Blessed Holy Week and Beyond,
2013 Grand Canyon Synod Assembly
This year our synod assembly will be held at Love of Christ Lutheran Church, Mesa, AZ, June 14-15. We will gather under the theme of "Always Being Made New" and continue the celebration of the 25th anniversary of the ELCA and the Grand Canyon Synod. Click here to be redirected to assembly information page.
"So if anyone is in Christ, there is a new creation: everything old has passed away; see, everything has become new! All this is from God, who reconciled us to himself through Christ, and has given us the ministry of reconciliation; that is, in Christ God was reconciling the world to himself, not counting their trespasses against them, and entrusting the message of reconciliation to us. So we are ambassadors for Christ, since God is making his appeal through us; we entreat you on behalf of Christ, be reconciled to God. For our sake he made him to be sin who knew no sin, so that in him we might become the righteousness of God." 2 Corinthians 5:17-21
The Evangelical Lutheran Church in America is celebrating its 25th anniversary in 2013 under the theme, "Always being made new." What God is doing through us here at home and around the world is worth celebrating. As you embark in ministry during this anniversary year, take a look back at the people and events that have shaped us as a church while looking toward the future together anew.
If anyone is in Christ...
We are deeply rooted. The Evangelical Lutheran Church in America is still comparatively new as a church body, and yet our roots are much deeper than our 25 years together. The taproot of our life extends through the histories of predecessor churches in the United States, through the formative witness of the 16th century evangelical reformers and their confessional writings, to the Scriptures and the word of Christ. Our life is in Jesus Christ. We are deeply rooted in his word of forgiveness and the promises of God’s steadfast love and mercy. The word of Christ dwells in us richly. God nourishes us as one body in Jesus Christ with companions from around the globe who meet us at Christ’s table of grace.
...there is a new creation
We are being made new every day. In Jesus Christ we are not unchanged. What God does in Christ is as radical as the death and resurrection of baptism, where new creatures in Christ rise to live “no longer for themselves, but for him who died and was raised for them.” God is bringing that new creation to life among us in the ministry of reconciliation.
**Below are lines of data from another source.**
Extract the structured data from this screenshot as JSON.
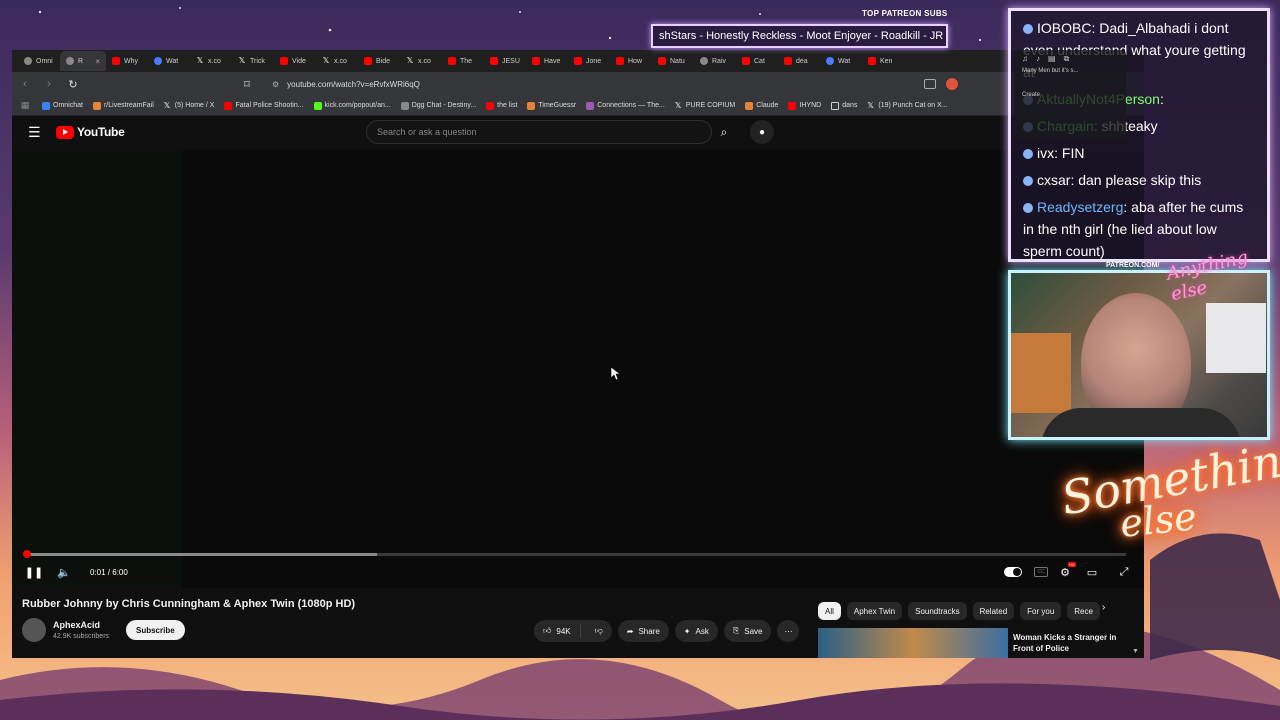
{
  "browser": {
    "tabs": [
      {
        "label": "Omni",
        "icon": "grey"
      },
      {
        "label": "R",
        "icon": "speaker",
        "active": true
      },
      {
        "label": "Why",
        "icon": "yt"
      },
      {
        "label": "Wat",
        "icon": "blue"
      },
      {
        "label": "x.co",
        "icon": "x"
      },
      {
        "label": "Trick",
        "icon": "x"
      },
      {
        "label": "Vide",
        "icon": "yt"
      },
      {
        "label": "x.co",
        "icon": "x"
      },
      {
        "label": "Bide",
        "icon": "yt"
      },
      {
        "label": "x.co",
        "icon": "x"
      },
      {
        "label": "The",
        "icon": "yt"
      },
      {
        "label": "JESU",
        "icon": "yt"
      },
      {
        "label": "Have",
        "icon": "yt"
      },
      {
        "label": "Jone",
        "icon": "yt"
      },
      {
        "label": "How",
        "icon": "yt"
      },
      {
        "label": "Natu",
        "icon": "yt"
      },
      {
        "label": "Raiv",
        "icon": "grey"
      },
      {
        "label": "Cat",
        "icon": "yt"
      },
      {
        "label": "dea",
        "icon": "yt"
      },
      {
        "label": "Wat",
        "icon": "blue"
      },
      {
        "label": "Ken",
        "icon": "yt"
      }
    ],
    "tab_close": "×",
    "url": "youtube.com/watch?v=eRvfxWRi6qQ",
    "bookmarks": [
      {
        "label": "Omnichat",
        "color": "blue"
      },
      {
        "label": "r/LivestreamFail",
        "color": "orange"
      },
      {
        "label": "(5) Home / X",
        "color": "x"
      },
      {
        "label": "Fatal Police Shootin...",
        "color": "red"
      },
      {
        "label": "kick.com/popout/an...",
        "color": "green"
      },
      {
        "label": "Dgg Chat - Destiny...",
        "color": "grey"
      },
      {
        "label": "the list",
        "color": "red"
      },
      {
        "label": "TimeGuessr",
        "color": "orange"
      },
      {
        "label": "Connections — The...",
        "color": "purple"
      },
      {
        "label": "PURE COPIUM",
        "color": "x"
      },
      {
        "label": "Claude",
        "color": "orange"
      },
      {
        "label": "IHYND",
        "color": "red"
      },
      {
        "label": "dans",
        "color": "folder"
      },
      {
        "label": "(19) Punch Cat on X...",
        "color": "x"
      }
    ]
  },
  "youtube": {
    "logo": "YouTube",
    "search_placeholder": "Search or ask a question",
    "player": {
      "time": "0:01 / 6:00",
      "played_fraction": 0.003,
      "buffered_fraction": 0.32,
      "hd_badge": "HD"
    },
    "video_title": "Rubber Johnny by Chris Cunningham & Aphex Twin (1080p HD)",
    "channel": "AphexAcid",
    "subscribers": "42.9K subscribers",
    "subscribe_label": "Subscribe",
    "likes": "94K",
    "share_label": "Share",
    "ask_label": "Ask",
    "save_label": "Save",
    "chips": [
      "All",
      "Aphex Twin",
      "Soundtracks",
      "Related",
      "For you",
      "Rece"
    ],
    "rec_title": "Woman Kicks a Stranger in Front of Police"
  },
  "overlay": {
    "patreon_header": "TOP PATREON SUBS",
    "marquee": "shStars - Honestly Reckless - Moot Enjoyer - Roadkill - JR",
    "chat": [
      {
        "user": "IOBOBC",
        "user_color": "#ffffff",
        "text": ": Dadi_Albahadi i dont even understand what youre getting at"
      },
      {
        "user": "AktuallyNot4Person",
        "user_color": "#7cfc6a",
        "text": ":"
      },
      {
        "user": "Chargain",
        "user_color": "#7cfc6a",
        "text": ": shhteaky"
      },
      {
        "user": "ivx",
        "user_color": "#ffffff",
        "text": ": FIN"
      },
      {
        "user": "cxsar",
        "user_color": "#ffffff",
        "text": ": dan please skip this"
      },
      {
        "user": "Readysetzerg",
        "user_color": "#6ab8ff",
        "text": ": aba after he cums in the nth girl (he lied about low sperm count)"
      }
    ],
    "popup_label": "Create",
    "popup_note": "Many Men but it's s...",
    "patreon_url": "PATREON.COM/",
    "brand_script": "Anything else",
    "neon_line1": "Something",
    "neon_line2": "else"
  }
}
In that service we no longer see each other as we did before. We are no longer strangers, competitors or enemies to each other. We are beloved companions in one body, restored to a communion where the rich diversity of our experiences, wisdom and abilities serve the common good in Christ. The new creation in Christ rises to life among us every day.
Click here to read Presiding Bishop Mark Hanson's letter regarding the 25th anniversary of the ELCA.
Click here to find 25th anniversary resources for your congregation.